Studies have shown that indoor tanning before the age of 35 raises the risk of melanoma skin cancer by 75 per cent. Melanoma is the most deadly type of skin cancer.

VANCOUVER – The Province announced on Tuesday that it will ban commercial tanning bed use by young people under the age of 18 to reduce the chances of developing skin cancer later in life.

“Unfortunately, cancer affects thousands of British Columbian families with one in three people expected to develop some form of cancer – such as skin cancer like melanoma – in their lifetime,” said Health Minister Michael de Jong. “After a great deal of consideration of clinical evidence, commissioning a report to provide options and
listening to what local governments had to say at the Union of B.C. Municipalities Convention last year, government has decided to restrict access to tanning beds for young people under the age of 18.”

Studies have shown that indoor tanning before the age of 35 raises the risk of melanoma by 75 per cent. Melanoma is the most deadly type of skin cancer. In Canada, the incidence rates of melanoma are rising every year.
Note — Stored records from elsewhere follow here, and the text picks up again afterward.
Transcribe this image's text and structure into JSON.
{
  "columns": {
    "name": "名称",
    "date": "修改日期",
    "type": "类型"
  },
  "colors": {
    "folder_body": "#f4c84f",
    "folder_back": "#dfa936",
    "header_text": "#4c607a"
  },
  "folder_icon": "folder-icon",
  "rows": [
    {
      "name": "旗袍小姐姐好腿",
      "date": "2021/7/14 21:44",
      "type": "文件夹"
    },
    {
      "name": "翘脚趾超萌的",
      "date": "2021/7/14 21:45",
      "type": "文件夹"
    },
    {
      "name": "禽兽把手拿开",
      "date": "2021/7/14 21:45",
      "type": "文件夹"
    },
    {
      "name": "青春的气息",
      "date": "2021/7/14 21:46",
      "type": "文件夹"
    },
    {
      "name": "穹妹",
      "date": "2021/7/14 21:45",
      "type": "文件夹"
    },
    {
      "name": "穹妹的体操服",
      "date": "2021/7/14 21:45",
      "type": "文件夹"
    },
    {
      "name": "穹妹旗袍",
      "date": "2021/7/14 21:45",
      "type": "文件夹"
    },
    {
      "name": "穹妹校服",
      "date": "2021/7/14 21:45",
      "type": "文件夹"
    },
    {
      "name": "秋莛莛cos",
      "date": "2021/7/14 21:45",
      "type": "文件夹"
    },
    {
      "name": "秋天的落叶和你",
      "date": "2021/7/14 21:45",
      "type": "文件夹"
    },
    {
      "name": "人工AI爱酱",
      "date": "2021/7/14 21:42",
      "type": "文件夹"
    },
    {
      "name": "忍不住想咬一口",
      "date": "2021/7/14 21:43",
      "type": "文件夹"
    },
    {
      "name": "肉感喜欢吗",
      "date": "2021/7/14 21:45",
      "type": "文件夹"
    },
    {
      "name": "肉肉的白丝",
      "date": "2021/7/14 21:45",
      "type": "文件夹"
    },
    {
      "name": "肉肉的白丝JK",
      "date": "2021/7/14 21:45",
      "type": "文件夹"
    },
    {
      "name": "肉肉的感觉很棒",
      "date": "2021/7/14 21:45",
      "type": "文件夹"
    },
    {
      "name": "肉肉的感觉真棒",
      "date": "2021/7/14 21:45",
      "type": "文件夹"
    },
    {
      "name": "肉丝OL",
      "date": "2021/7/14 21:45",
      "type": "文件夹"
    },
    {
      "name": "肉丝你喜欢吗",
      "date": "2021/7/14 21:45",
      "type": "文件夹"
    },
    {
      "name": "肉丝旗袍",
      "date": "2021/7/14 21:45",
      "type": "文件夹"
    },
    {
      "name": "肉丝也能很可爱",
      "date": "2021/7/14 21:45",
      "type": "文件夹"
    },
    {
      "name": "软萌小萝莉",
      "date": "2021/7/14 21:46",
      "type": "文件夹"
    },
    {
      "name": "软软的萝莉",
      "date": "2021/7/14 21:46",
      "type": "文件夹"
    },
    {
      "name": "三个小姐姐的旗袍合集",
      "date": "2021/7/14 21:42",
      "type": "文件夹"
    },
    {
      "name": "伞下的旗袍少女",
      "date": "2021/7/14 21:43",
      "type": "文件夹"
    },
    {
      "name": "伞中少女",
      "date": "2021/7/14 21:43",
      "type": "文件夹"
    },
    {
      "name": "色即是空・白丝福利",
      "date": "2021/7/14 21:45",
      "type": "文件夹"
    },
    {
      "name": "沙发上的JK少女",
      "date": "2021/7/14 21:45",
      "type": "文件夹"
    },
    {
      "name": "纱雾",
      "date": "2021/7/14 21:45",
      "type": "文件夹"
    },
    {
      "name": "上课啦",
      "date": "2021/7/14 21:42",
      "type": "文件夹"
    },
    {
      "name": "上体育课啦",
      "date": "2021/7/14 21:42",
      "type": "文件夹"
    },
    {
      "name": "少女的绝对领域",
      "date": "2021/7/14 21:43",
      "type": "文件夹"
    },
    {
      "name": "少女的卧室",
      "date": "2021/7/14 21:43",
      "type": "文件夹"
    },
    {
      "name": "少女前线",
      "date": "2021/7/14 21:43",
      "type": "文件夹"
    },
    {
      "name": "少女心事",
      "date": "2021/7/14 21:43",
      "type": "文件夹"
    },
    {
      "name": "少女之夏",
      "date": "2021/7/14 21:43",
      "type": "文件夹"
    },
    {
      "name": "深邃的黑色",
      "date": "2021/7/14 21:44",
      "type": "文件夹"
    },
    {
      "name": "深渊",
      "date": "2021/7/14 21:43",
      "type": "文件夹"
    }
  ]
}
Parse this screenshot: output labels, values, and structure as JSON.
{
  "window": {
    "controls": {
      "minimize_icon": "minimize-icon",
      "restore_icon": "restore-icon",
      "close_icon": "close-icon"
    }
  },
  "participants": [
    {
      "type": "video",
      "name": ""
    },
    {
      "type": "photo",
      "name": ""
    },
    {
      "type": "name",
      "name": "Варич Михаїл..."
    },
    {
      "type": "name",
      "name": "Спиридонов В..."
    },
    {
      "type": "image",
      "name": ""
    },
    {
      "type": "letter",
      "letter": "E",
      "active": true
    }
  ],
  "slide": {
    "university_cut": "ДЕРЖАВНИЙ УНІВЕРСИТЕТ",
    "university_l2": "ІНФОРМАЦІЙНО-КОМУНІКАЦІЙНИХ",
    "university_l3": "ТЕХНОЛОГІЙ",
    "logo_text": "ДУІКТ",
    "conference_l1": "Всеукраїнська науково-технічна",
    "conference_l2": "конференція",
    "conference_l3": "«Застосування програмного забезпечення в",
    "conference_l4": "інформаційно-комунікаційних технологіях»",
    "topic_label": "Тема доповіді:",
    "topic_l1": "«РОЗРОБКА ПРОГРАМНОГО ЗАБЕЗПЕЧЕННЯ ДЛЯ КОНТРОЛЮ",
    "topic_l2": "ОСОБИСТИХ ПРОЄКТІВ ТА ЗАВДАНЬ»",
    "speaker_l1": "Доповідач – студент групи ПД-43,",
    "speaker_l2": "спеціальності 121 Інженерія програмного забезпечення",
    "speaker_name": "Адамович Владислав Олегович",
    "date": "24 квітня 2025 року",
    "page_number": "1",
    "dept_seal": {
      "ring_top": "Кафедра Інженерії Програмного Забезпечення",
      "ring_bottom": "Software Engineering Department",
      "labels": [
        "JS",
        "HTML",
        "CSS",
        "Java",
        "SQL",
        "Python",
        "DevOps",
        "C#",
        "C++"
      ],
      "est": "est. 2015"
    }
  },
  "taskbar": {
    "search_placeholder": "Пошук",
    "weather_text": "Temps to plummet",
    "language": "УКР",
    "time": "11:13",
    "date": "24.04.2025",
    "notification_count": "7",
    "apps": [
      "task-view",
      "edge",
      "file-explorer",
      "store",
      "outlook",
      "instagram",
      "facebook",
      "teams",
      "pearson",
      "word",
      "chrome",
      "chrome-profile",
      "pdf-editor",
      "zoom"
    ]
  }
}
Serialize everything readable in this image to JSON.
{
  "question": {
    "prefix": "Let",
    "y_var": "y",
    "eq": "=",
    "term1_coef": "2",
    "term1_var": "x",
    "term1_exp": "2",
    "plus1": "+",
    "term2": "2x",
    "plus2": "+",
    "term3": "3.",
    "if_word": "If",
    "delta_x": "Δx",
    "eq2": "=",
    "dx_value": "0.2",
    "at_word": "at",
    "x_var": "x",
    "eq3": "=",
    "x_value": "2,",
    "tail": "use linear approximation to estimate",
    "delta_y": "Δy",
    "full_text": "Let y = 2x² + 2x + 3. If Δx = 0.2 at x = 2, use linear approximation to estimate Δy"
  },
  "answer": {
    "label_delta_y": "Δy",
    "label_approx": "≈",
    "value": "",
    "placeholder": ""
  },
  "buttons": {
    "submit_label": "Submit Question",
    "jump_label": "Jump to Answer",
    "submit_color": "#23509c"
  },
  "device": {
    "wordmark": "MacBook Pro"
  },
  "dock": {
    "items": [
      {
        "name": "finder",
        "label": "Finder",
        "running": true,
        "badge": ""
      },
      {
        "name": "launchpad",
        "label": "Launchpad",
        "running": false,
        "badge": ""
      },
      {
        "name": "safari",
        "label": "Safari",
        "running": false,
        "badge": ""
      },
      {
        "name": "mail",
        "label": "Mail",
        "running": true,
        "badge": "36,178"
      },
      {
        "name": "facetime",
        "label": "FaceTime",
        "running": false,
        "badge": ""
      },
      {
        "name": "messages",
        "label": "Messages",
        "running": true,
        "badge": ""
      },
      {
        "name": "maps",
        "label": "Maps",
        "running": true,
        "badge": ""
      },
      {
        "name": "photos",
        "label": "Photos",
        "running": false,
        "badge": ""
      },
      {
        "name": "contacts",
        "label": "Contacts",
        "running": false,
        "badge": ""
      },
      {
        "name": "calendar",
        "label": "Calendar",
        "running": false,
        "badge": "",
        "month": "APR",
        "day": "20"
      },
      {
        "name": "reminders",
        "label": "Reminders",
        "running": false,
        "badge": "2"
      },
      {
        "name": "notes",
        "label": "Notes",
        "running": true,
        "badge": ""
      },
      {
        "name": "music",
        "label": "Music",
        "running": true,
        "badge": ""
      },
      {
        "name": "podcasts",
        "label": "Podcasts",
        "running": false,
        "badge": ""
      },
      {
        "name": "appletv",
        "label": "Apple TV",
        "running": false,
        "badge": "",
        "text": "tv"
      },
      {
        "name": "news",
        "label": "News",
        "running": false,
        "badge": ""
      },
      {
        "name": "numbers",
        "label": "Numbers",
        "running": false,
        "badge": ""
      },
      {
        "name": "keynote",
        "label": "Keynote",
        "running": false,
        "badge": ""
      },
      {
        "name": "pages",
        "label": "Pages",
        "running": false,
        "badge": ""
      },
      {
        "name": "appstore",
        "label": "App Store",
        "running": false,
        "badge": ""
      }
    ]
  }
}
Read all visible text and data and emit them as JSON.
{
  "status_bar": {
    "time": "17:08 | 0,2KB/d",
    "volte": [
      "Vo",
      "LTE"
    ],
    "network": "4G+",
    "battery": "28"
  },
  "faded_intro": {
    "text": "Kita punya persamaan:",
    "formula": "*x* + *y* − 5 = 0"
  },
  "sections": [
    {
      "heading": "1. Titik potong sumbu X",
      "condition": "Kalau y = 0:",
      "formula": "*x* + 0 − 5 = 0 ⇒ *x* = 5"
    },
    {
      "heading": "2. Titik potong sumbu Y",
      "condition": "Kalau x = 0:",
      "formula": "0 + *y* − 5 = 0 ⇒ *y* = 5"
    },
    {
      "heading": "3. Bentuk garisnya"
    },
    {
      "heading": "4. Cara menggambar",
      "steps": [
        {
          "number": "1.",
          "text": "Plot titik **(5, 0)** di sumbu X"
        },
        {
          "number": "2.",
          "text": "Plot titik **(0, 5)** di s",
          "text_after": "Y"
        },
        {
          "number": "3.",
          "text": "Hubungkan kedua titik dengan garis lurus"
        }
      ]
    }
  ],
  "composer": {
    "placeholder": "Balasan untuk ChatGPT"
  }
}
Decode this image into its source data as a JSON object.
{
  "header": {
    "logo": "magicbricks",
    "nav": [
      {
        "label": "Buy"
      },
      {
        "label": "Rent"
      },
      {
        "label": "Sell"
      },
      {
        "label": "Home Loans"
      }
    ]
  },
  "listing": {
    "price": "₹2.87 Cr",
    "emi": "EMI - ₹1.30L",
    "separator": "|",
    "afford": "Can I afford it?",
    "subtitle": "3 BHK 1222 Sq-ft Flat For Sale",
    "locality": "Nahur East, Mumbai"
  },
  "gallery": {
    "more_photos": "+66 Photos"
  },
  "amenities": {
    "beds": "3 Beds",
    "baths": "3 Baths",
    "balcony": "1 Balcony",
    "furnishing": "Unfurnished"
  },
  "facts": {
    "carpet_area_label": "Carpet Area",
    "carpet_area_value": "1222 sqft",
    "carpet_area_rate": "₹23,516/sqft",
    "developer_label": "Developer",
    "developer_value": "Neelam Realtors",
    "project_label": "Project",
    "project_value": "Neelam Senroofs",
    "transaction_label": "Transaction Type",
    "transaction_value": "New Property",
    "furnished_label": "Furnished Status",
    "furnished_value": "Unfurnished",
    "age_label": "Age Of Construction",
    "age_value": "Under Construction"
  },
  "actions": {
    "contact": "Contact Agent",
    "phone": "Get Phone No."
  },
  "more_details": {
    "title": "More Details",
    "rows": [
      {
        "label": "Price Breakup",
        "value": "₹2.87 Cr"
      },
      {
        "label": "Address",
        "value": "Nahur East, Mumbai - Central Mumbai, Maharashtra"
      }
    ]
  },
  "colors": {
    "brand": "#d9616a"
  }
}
Overall, skin cancer is the most common type of cancer in Canada, and yet it is also one of the most preventable.

In 2012, the BC Cancer Agency estimates that 966 British Columbians will be diagnosed with melanoma and 150 will die of it. One in 69 females and one in 56 males is expected to develop melanoma during their lifetime. One in 413 females and one in 284 males is expected to die of melanoma.

“Skin cancer is a deadly disease and it’s important that young people are aware of the risks associated with UV rays,” said City of Surrey councillor Mary Martin, chair of the city’s Community Health Programs Committee. “We know that tanning bed usage has increased over the past few decades and the new provincewide approach to regulation will ensure consistency among all local governments.”

The proposed regulation under the Public Health Act will ban the use of commercial indoor tanning beds by youth under the age of 18, unless they have a medical prescription. It is anticipated to take effect fall 2012.

The announcement follows the release of a report compiled by an Indoor Tanning Working Group that was put together at the request of the Health Minister in fall 2011 to provide recommendations and options.